Drinks after work are revealing when it comes to personal opinions.
Recently we heard complaints about both young and older people ad agencies.
‘Young people in the business are not trained to a high enough level. Few know how to write.’
That got an affirmative nod.
‘Yeah, tell me about it’, one guy said. He’s fairly young himself, but successful.
Then seniors were in the crosshairs.
Energetic, open-minded, risk-taking, provocative — not!
More to that, we heard, ‘those in more senior positions are in decline and s%!t when it comes to effecting change.’
‘Pass 50 and you’re passed it.’
A bit harsh, of course, but maybe it was the Jack Daniels talking. In any case, someone said it’s no wonder clients are unhappy with agencies and business is shifting to consultants.
The thing is, why complain if you don’t have a solution. It’s just ear bashing.
So, how about better training programs? They’re bound to help young art directors, writers and account people. Agencies could invest more in courses to bring staff further along.
But what about seniors, those who could be well set in there ways and not exactly open to change.
The imperative could be ‘remake yourself, make a clean, new start’.
It’s easier said then done, but a model for that is Glenda Jackson.
Remember Glenda Jackson?
The great actress is coming out of retirement to play King Lear in an Old Vic production.
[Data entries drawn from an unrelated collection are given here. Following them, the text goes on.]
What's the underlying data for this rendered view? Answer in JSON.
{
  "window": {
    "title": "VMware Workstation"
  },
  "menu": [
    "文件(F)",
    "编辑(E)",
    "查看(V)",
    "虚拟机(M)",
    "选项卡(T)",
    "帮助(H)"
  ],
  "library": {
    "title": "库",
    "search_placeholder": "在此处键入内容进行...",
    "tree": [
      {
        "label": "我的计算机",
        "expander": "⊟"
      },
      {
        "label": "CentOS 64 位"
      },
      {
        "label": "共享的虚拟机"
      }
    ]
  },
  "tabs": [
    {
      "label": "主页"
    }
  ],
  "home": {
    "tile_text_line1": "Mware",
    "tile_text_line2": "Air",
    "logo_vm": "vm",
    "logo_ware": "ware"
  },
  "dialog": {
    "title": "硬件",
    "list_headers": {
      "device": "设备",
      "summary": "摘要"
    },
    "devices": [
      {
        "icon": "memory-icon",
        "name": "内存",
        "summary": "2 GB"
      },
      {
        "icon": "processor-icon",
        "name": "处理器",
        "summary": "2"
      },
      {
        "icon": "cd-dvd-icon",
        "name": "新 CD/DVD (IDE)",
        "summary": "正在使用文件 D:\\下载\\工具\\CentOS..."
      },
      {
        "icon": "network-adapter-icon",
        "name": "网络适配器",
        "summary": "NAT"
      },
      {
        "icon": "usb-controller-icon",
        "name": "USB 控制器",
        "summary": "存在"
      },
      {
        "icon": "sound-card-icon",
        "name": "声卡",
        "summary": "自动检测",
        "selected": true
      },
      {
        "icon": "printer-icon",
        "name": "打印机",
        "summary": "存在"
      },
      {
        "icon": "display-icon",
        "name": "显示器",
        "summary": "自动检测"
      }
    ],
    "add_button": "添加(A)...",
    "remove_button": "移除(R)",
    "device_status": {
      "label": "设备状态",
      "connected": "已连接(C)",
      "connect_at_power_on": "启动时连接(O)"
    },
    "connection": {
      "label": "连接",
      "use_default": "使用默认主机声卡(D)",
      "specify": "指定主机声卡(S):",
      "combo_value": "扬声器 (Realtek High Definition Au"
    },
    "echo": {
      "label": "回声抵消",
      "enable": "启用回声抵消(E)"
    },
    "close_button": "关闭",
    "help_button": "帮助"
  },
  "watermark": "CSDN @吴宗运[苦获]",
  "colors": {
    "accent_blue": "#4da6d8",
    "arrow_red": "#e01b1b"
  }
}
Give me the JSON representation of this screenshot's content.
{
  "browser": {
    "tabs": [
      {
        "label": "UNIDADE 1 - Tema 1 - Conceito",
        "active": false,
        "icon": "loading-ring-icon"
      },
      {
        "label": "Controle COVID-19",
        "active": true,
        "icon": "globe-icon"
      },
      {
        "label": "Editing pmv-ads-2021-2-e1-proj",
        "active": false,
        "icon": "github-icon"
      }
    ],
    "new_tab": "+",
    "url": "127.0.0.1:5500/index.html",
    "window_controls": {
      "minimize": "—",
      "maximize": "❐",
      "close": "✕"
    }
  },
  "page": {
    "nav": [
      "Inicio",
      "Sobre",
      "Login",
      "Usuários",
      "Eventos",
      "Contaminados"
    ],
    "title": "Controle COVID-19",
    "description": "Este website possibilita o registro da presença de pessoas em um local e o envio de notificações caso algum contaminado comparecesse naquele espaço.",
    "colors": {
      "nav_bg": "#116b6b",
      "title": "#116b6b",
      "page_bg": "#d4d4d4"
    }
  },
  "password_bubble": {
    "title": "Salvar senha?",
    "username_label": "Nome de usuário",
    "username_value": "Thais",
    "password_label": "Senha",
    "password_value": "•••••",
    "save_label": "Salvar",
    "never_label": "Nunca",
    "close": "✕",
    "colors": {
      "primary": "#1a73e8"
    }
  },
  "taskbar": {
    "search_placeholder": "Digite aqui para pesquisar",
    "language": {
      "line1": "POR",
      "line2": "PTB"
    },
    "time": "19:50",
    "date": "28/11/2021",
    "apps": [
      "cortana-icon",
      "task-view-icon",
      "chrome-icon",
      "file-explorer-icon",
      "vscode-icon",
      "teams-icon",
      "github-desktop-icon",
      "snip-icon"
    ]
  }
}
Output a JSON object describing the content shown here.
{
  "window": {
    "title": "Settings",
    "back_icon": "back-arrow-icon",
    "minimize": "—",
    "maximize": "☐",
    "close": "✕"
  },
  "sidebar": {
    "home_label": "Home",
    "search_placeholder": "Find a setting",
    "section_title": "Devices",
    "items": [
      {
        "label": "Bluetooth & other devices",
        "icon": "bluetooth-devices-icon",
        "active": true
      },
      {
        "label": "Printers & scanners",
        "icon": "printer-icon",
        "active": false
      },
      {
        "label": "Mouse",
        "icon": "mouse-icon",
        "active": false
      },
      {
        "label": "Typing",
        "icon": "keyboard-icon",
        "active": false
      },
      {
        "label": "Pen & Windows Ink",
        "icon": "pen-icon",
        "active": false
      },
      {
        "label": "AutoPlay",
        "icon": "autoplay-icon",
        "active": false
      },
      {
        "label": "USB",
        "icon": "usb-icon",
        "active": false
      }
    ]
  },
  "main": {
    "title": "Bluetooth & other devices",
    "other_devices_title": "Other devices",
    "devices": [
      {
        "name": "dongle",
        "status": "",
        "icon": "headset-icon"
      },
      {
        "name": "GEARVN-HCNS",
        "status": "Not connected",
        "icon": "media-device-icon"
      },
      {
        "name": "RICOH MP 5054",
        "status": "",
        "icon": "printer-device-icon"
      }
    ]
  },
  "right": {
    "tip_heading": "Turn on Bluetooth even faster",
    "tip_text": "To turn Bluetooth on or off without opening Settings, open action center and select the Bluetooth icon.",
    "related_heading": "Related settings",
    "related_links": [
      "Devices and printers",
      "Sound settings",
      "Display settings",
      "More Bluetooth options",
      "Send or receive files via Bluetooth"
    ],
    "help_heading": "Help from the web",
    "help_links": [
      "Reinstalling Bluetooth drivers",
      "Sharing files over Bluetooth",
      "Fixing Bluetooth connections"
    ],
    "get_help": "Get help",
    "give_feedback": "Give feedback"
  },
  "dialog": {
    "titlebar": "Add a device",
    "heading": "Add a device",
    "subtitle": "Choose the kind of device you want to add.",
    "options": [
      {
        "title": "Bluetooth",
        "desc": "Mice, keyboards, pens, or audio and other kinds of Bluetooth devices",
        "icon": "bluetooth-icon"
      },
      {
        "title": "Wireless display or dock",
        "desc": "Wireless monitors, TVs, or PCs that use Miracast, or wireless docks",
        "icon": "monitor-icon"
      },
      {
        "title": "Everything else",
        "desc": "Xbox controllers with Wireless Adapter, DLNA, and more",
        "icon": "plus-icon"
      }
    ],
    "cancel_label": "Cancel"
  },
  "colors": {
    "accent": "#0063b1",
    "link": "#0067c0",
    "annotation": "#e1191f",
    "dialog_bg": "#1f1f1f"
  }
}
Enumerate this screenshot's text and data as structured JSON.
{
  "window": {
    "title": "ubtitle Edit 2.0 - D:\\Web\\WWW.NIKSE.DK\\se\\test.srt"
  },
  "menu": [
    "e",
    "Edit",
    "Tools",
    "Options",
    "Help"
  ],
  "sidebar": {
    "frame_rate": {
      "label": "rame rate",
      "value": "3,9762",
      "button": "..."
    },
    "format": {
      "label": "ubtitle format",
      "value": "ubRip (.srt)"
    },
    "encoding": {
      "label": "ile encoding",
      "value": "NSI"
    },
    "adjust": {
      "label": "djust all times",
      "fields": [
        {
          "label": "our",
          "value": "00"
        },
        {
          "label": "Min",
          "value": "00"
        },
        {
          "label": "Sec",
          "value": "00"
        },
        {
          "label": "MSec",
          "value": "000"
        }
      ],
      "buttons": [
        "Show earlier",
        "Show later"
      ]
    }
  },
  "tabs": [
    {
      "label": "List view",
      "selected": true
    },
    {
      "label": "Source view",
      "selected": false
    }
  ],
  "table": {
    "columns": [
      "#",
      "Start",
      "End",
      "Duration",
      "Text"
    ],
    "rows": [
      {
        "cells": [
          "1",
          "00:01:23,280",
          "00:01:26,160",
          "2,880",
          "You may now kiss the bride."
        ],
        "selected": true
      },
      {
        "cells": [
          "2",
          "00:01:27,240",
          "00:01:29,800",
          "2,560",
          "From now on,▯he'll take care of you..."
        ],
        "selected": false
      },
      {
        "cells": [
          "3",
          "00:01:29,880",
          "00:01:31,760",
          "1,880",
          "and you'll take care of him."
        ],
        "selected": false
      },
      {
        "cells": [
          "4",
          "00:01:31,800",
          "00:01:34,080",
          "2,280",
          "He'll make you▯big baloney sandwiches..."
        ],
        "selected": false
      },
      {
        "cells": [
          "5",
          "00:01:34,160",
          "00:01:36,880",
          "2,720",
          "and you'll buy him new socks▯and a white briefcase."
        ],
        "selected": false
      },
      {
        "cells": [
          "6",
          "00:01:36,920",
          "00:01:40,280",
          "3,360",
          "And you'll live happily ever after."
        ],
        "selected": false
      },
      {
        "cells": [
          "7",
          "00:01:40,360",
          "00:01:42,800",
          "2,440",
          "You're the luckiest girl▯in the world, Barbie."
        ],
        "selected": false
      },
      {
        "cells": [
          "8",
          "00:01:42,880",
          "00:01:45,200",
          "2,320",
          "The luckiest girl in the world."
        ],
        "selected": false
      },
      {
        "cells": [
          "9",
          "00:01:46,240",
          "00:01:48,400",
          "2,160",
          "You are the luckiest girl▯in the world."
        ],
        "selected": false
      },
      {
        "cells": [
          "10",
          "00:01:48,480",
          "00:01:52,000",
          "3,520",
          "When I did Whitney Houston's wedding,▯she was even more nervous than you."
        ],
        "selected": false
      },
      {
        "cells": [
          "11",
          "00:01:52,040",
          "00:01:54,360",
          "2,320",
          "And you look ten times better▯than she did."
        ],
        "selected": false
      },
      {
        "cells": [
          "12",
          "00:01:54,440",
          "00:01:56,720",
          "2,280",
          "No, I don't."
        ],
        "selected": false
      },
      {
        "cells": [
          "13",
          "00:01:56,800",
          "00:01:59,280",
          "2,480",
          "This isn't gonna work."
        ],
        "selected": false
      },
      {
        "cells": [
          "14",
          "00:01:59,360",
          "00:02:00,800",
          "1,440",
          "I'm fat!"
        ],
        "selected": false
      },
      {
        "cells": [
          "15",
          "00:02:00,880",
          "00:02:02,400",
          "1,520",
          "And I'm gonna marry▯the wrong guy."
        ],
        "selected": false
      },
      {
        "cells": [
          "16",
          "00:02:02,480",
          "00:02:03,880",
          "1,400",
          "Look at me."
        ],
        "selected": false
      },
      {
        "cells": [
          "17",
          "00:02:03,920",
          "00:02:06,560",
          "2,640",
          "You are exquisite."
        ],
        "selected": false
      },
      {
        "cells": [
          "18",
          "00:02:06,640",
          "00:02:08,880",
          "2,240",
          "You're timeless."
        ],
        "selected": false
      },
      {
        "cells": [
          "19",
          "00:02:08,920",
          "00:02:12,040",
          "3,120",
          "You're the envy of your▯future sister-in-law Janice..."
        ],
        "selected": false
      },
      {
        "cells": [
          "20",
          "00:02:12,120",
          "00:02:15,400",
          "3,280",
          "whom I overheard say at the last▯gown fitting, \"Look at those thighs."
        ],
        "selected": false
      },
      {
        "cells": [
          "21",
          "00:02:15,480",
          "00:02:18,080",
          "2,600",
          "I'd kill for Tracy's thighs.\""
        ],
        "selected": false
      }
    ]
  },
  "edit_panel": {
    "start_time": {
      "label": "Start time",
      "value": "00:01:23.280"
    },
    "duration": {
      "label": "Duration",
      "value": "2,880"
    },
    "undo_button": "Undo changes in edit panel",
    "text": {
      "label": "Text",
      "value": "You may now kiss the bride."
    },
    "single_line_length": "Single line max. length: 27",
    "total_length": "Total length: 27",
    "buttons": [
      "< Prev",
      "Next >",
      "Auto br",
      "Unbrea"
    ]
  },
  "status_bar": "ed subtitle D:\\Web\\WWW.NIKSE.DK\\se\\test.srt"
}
A woman in the King Lear role is intriguing as a re-imagination of Shakespeare.
But gender swapping is not unheard of in Shakespeare productions.
Women have played Hamlet.
And in the role they’ve come across as virile, manly and tough. Especially Sarah Bernhardt who played the role in Paris and London in 1899.
We’re wondering if a man could play Joan of Arc as well in George Bernard Shaw’s play Saint Joan.
Chances are you know Glenda Jackson’s work. Academy Awards for Best Actress, Emmy Awards … the list of her abilities is as long as your arm.
But imagine giving all that up to follow your political convictions.
Jackson did just that.
She retired from acting to stand for election to the House of Commons in 1992.
She became Labour MP for Hampstead and Highgate, served as a shadow minister and was appointed as parliamentary under secretary of state by Tony Blair.
No doubt we’re forgetting half a hundred other accomplishments including railing against Margaret Thatcher’s policies in order to redress the problems of unemployment.
Now Glenda Jackson is back.
She opens as King Lear on October 25th.
For those in decline, here’s a thought.
The Old Vic box office is open. So fly to London.
It’s bound to be inspiring, motivating and more to head for the Old Vic to see Glenda Jackson stage.
She’s a living example that you don’t have to be in decline and s%!t past 50.
Did we 50? Glenda Jackson is more like 80.